Hi Dilip, although this answers the OP's question, I believe it could be usefully expanded upon in several ways. 1) It would good to note that this does not produce an exact correlation between $A$ and $B$, 2) this solution takes advantage of the fact that the requested correlation is 0.5, it might be worthwhile to expand it to other situations in which the correlation is either higher or lower, 3) it would be worthwhile to talk about why the resulting $B$ vector would have an expected variance of 1 (e.g. where does the $\sqrt{3}$ and $2$ come from?) –  Andy W Dec 5 '11 at 14:10
@AndyW The answer by Macro to the question you pointed out says that one should use $\rho X + \sqrt{1-\rho^2}Z$ where $X$ and $Z$ have the same distribution. Here $\rho = \frac{1}{2}$ and so $\sqrt{1-\rho^2} = \frac{\sqrt{3}}{2}$, and I am not sure if editing my answer to explain how the $\sqrt{3}$ and $2$ came about will really add anything new. I think I will just leave well enough alone. –  Dilip Sarwate Dec 5 '11 at 22:14

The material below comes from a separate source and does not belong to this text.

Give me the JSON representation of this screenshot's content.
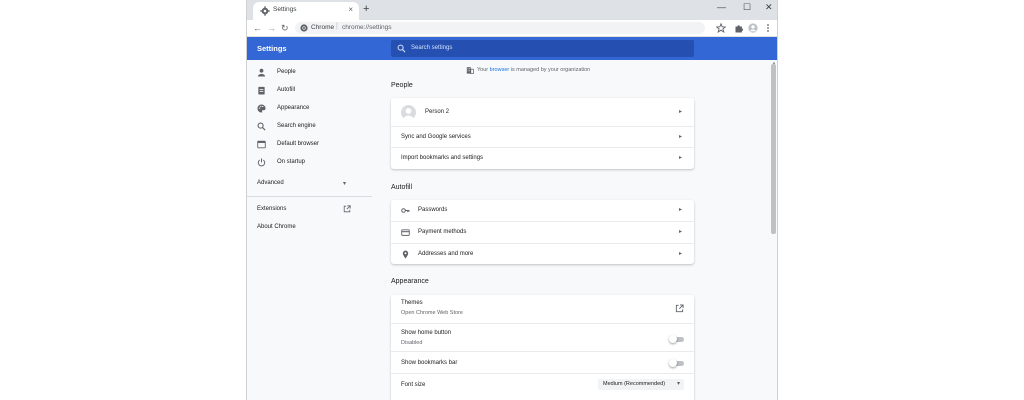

Ah, this is quite a good solution. Can you please tell me how you arrived to the equation for A, and B to get .5 correlation? That is the only part I don't understand. I did put together the equations in Excel and everything is checking out :) –  sooprise Dec 7 '11 at 20:44
See the references in Andy W's comments on the main question (made after it was migrated to stats.SE). More directly, having chosen $X=A$ (for simplicity), set $B=cX+dY$. Then, $E[B]=0$, $\text{var}(B)=c^2+d^2$, and $E[AB]=cE[X^2]+dE[XY]=c$. Then, we want $$\rho_{A.B}=\frac{\text{cov}(A,B)}{\sigma_A\sigma_B}=\frac{c}{1\times\sqrt{c^2+‌​d^2}}=\frac{1}{2}$$ and so choosing $d=\sqrt{1-c^2}=\frac{\sqrt{3}}{2}$,$c=\frac{1}{2}$, we get the desired relationship. More generally, as pointed out in a comment above, choose $c=\rho, d=\sqrt{1-\rho^2}$ to get any desired correlation (positive or negative). –  Dilip Sarwate Dec 7 '11 at 21:18